Principle: The residential site should maximize the reuse and recycling of ma
terials that are on-site and in the surrounding region.
An integral part of sustainability is to produce the least impact on the environment through the wise use of materials. Reusing and recycling materials that are already on-site or in the nearby region can save raw material resources and the energy that is required to manufacture them. Embodied energy is the term used to describe the collective amount of energy it takes to obtain the resources for, manufacture, and transport a product to a site and is typically an invisible cost that can be surprisingly large. For example, the embodied energies for a few selected landscape materials are as follows.
1,075 to 4,085 ave. est. Btu/lb 73,100 2,537 172 42,962 4,472 32,373 35,130 16 446
Every attempt should be made to reduce the quantity of materials that have a relatively high amount of embodied energy or to substitute salvaged and recycled materials for them.
Transportation costs and air pollution are likewise minimized or eliminated when materials are reused and recycled. Materials that are given a second life do not add to the volume of already burgeoning landfills, either. In some instances, construction costs are reduced as well when materials are reused and recycled.
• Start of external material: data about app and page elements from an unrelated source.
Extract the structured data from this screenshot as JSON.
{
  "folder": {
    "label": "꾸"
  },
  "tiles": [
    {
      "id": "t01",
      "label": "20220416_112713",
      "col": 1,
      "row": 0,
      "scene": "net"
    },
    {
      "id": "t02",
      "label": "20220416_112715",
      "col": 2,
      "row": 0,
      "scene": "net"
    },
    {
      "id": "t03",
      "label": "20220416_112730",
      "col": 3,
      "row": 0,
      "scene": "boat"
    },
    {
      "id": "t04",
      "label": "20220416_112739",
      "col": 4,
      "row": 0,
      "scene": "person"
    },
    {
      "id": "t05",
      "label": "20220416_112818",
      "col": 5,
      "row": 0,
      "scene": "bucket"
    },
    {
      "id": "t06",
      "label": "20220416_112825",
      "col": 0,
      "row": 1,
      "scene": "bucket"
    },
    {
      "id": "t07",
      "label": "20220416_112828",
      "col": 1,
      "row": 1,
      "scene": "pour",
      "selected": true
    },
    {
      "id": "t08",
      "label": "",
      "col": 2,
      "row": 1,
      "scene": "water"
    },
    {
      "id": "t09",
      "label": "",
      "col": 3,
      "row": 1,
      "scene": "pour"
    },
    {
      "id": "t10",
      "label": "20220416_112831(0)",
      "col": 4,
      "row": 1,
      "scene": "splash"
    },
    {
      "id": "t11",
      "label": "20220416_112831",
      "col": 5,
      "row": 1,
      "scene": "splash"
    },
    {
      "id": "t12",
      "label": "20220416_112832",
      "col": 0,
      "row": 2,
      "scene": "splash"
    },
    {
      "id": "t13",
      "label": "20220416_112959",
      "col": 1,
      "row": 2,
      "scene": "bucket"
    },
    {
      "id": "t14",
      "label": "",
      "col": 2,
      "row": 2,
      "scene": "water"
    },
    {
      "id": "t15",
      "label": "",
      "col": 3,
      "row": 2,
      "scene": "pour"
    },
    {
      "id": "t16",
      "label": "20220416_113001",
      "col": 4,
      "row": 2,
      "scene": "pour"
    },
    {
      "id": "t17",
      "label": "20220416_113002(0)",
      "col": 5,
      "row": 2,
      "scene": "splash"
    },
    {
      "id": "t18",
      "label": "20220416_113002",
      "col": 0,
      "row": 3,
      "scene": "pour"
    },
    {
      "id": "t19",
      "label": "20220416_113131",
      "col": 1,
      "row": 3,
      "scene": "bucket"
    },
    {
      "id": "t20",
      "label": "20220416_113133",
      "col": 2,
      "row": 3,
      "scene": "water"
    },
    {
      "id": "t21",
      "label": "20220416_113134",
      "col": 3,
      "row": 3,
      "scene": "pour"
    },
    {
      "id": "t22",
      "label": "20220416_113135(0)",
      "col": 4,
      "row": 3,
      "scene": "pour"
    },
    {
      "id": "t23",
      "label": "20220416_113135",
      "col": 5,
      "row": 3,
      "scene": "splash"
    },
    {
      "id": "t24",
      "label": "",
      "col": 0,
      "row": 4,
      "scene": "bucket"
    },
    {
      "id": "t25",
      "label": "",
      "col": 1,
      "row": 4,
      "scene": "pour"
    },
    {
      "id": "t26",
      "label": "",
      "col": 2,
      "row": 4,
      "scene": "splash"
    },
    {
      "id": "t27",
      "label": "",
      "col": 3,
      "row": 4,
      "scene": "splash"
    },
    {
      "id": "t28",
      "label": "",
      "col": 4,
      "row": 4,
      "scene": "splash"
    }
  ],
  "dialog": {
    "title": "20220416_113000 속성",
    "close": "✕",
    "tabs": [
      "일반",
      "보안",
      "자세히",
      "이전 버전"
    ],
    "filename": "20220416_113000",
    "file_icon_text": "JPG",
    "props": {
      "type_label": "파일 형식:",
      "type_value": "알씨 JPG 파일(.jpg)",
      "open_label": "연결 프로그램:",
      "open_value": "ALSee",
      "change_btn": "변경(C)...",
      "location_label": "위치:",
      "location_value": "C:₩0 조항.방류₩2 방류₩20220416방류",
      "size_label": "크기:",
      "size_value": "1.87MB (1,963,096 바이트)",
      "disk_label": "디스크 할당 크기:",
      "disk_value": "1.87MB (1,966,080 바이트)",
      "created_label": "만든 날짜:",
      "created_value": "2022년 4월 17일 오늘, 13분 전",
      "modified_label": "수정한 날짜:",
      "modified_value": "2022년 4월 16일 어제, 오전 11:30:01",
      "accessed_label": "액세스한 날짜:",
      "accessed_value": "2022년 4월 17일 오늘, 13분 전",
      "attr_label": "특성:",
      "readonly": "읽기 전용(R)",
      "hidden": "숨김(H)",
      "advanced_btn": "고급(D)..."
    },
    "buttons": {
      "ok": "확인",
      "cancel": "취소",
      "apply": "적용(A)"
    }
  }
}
There are a number of ways of reusing and recycling materials on the residential site.